Boundaries between branches of a major religion are generally less divisive than boundaries between different religions. A number of Western European countries have Catholic as well as Protestant communities, and often these are reflected in the regional distribution of the population, as in the case of Switzerland (Figure 13-4). In the late l990s the great majority of these countries were not experiencing religious or ethnic conflict. But intrafaith boundaries are still are capable of producing cultural conflict that can threaten the stability of entire countries. Consider the situation in Northern Ireland , where a Protestant majority and a Catholic minority are in conflict over coexistence and their future. This issue is not strictly religious, but stems from a time when all of Ireland was a British dependency and British Protestants migrated to Ireland . Most settled in the northeastern corner of the island (see Figure 13-5) where, following partitioning, they constituted the majority of the population and held all the economic and political advantages. The conflict today is over access to opportunities, civil rights, and political influence. But religion and religious history are the banners beneath which the opposing sides march.

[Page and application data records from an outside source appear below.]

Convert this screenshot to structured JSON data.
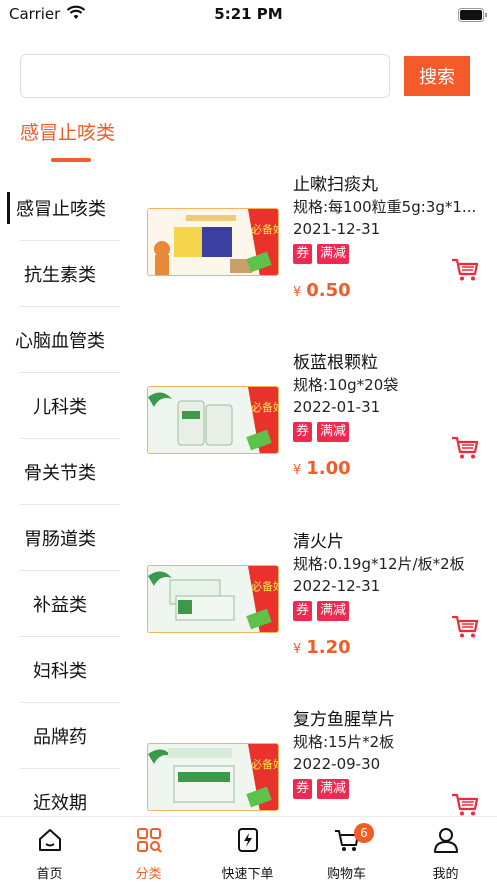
{
  "status_bar": {
    "carrier": "Carrier",
    "time": "5:21 PM"
  },
  "search": {
    "value": "",
    "placeholder": "",
    "button_label": "搜索"
  },
  "category_title": "感冒止咳类",
  "sidebar": {
    "items": [
      {
        "label": "感冒止咳类",
        "active": true
      },
      {
        "label": "抗生素类"
      },
      {
        "label": "心脑血管类"
      },
      {
        "label": "儿科类"
      },
      {
        "label": "骨关节类"
      },
      {
        "label": "胃肠道类"
      },
      {
        "label": "补益类"
      },
      {
        "label": "妇科类"
      },
      {
        "label": "品牌药"
      },
      {
        "label": "近效期"
      }
    ]
  },
  "products": [
    {
      "name": "止嗽扫痰丸",
      "spec": "规格:每100粒重5g:3g*1...",
      "date": "2021-12-31",
      "tags": [
        "券",
        "满减"
      ],
      "currency": "¥",
      "price": "0.50",
      "image_badge": "必备好货"
    },
    {
      "name": "板蓝根颗粒",
      "spec": "规格:10g*20袋",
      "date": "2022-01-31",
      "tags": [
        "券",
        "满减"
      ],
      "currency": "¥",
      "price": "1.00",
      "image_badge": "必备好货"
    },
    {
      "name": "清火片",
      "spec": "规格:0.19g*12片/板*2板",
      "date": "2022-12-31",
      "tags": [
        "券",
        "满减"
      ],
      "currency": "¥",
      "price": "1.20",
      "image_badge": "必备好货"
    },
    {
      "name": "复方鱼腥草片",
      "spec": "规格:15片*2板",
      "date": "2022-09-30",
      "tags": [
        "券",
        "满减"
      ],
      "currency": "¥",
      "price": "",
      "image_badge": "必备好货"
    }
  ],
  "tab_bar": {
    "tabs": [
      {
        "label": "首页",
        "icon": "home-icon"
      },
      {
        "label": "分类",
        "icon": "category-icon",
        "active": true
      },
      {
        "label": "快速下单",
        "icon": "quick-order-icon"
      },
      {
        "label": "购物车",
        "icon": "cart-icon",
        "badge": "6"
      },
      {
        "label": "我的",
        "icon": "profile-icon"
      }
    ]
  },
  "colors": {
    "accent": "#f25c27",
    "tag": "#ee2a50",
    "search_button": "#f45a2a"
  }
}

In the world of the late 1990s, religious leaders and millions of their followers are seeking to return to the basics of their faith. This drive toward religious fundamentalism is often born of frustration at the perceived breakdown of society’s mores and values, loss of religious authority, failure to achieve economic goals, corruption of political systems, and loss of a sense of local control in the face of the globalization of culture and economy. People of one society often fear fundamentalism in other societies without recognizing it in their own. In the United States , fundamentalism is often associated with Islam. However, religious fundamentalism is a world-wide phenomenon that affects virtually all religions, including Islam, Christianity, and Hinduism. Fundamentalism and extremism are closely related, and their appeal is global. Today religions are affected by modernization. Education, radio, television, and travel have diffused notions of individual liberties, sexual equality, and freedom of choice; questions about religions as well as secular authority; and other ideas that may clash with religious dogma. The drive toward fundamentalism in Christianity and Islam alike is creating a climate of mistrust that could lead to strife. The cultural cores of Christianity and Islam lie in close proximity in Europe and Southwest Asia , North Africa ; the prospect of disharmony and conflict between them is growing.